Knowledge of business and management principles involved in strategic planning, resource allocation, human resources modeling, leadership technique, production methods, and coordination of people and resources.

Important Abilities needed by Social Work Professors

Social Work Professors must develop a particular set of abilities to perform their job well. Abilities are individual capacities that influence a person's information processing, sensory perception, motor coordination, and physical strength or endurance. Individuals may naturally have certain abilities without explicit training, but most abilities can be sharpened somewhat through practice.

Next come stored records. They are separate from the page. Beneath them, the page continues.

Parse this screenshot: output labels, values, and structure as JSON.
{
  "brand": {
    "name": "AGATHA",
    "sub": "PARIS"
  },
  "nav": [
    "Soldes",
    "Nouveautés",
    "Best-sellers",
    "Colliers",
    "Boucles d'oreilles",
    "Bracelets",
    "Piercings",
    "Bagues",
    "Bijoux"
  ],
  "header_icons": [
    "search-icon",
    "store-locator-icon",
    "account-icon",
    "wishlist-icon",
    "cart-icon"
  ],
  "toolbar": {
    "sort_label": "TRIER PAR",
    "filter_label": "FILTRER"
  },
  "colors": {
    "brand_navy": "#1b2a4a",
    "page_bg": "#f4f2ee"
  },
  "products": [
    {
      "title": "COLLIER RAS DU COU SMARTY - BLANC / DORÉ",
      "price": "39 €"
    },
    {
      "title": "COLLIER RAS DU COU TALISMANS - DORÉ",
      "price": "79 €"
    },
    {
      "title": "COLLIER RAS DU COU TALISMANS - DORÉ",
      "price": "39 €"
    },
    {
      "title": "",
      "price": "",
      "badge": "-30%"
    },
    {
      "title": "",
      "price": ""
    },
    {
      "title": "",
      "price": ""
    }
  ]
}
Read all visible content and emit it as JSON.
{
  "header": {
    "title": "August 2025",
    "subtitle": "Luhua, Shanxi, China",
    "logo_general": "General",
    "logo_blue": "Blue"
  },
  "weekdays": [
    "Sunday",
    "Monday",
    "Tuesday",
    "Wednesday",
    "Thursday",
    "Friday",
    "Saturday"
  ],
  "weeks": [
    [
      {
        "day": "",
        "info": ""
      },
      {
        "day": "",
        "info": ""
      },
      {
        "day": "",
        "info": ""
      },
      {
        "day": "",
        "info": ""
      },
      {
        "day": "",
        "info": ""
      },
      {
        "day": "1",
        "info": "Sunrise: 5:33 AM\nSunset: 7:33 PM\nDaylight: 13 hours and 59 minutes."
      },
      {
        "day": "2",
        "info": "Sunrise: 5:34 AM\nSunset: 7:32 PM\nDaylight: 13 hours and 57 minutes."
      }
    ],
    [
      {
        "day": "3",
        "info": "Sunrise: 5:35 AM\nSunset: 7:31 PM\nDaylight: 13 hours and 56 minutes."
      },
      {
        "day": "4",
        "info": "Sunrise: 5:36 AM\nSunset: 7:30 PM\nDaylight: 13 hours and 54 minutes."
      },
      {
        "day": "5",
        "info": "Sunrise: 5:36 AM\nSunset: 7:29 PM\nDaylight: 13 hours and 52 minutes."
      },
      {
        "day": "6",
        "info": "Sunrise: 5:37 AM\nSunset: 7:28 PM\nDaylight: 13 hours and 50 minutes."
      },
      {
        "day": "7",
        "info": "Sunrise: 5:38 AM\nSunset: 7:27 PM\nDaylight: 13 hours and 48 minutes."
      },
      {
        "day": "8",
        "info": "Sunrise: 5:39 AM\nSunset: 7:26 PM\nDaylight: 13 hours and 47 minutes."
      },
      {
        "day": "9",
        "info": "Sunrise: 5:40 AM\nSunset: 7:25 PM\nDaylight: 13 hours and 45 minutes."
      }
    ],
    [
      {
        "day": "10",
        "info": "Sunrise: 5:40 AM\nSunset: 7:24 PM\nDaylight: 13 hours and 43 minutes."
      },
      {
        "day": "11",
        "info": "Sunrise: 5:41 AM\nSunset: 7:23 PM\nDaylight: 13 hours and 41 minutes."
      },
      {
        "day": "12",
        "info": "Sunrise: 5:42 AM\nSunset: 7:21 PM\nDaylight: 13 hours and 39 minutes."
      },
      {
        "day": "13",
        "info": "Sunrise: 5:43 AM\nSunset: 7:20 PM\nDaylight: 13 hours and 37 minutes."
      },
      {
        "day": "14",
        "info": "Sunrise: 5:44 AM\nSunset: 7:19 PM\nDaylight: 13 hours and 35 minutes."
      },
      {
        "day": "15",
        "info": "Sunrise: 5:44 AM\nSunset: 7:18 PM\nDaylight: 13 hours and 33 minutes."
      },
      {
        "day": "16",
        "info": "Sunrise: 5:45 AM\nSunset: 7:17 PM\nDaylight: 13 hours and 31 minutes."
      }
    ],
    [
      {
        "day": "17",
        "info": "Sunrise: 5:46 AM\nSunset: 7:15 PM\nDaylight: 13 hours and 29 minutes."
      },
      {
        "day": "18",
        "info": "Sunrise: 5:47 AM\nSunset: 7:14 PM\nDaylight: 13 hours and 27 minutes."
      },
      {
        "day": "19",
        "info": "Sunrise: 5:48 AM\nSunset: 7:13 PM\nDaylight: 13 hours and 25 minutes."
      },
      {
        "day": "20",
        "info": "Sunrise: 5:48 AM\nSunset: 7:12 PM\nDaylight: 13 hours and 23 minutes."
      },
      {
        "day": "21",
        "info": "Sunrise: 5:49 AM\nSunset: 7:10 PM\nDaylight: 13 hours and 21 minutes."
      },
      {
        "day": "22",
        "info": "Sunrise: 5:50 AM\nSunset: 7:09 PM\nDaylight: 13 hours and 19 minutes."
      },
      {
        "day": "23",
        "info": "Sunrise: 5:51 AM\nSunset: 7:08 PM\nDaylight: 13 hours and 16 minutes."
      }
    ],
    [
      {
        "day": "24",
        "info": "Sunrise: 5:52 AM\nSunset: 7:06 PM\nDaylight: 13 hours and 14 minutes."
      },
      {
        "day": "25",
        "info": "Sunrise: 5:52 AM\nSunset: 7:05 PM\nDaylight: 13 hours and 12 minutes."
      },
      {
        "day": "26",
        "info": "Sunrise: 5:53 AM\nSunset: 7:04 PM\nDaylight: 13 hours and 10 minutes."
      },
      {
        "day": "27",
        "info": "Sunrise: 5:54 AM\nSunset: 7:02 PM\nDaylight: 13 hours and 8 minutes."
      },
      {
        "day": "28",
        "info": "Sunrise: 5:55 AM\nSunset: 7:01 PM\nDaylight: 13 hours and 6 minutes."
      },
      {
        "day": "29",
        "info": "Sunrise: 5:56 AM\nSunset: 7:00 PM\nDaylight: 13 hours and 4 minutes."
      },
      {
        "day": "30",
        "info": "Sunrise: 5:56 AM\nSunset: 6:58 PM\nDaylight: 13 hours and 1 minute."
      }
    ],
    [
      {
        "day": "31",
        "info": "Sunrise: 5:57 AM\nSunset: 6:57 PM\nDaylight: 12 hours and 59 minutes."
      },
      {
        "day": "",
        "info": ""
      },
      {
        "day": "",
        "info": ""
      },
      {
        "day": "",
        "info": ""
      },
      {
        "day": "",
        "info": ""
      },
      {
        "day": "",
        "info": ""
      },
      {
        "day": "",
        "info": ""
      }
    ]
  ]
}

For example, Social Work Professors need abilities such as oral expression, speech clarity, and written expression in order to perform their job at a high level. The list below shows several important abilities for Social Work Professors, ranked by their relative importance.

Oral Expression
The ability to communicate information and ideas in speaking so others will understand.
Speech Clarity
The ability to speak clearly so others can understand you.
Written Expression
The ability to communicate information and ideas in writing so others will understand.
Oral Comprehension
The ability to listen to and understand information and ideas presented through spoken words and sentences.
Written Comprehension
The ability to read and understand information and ideas presented in writing.

Critical Skills needed by Social Work Professors

Skills are developed capacities that enable people to function effectively in real-world settings. Unlike abilities, skills are typically easier to build through practice and experience. Skills influence effectiveness in areas such as learning, working with others, design, troubleshooting, and more.

Social Work Professors frequently use skills like instructing, speaking, and learning strategies to perform their job effectively. The list below shows several critical skills for Social Work Professors, ranked by their relative importance.

Instructing
Teaching others how to do something.
Speaking
Talking to others to convey information effectively.
Learning Strategies
Selecting and using training/instructional methods and procedures appropriate for the situation when learning or teaching new things.
Writing
Communicating effectively in writing as appropriate for the needs of the audience.
Critical Thinking
Using logic and reasoning to identify the strengths and weaknesses of alternative solutions, conclusions, or approaches to problems.

What is the source of this information?

The information provided on this page is adapted from data and descriptions published by the U.S. Department of Labor, Employment and Training Administration under the CC BY 4.0 license. TraitLab has modified some information for ease of use and reading, and the U.S. Department of Labor, Employment, and Training Administration has not approved, endorsed, or tested these modifications.

If you have any questions or suggestions about this information, please send a message.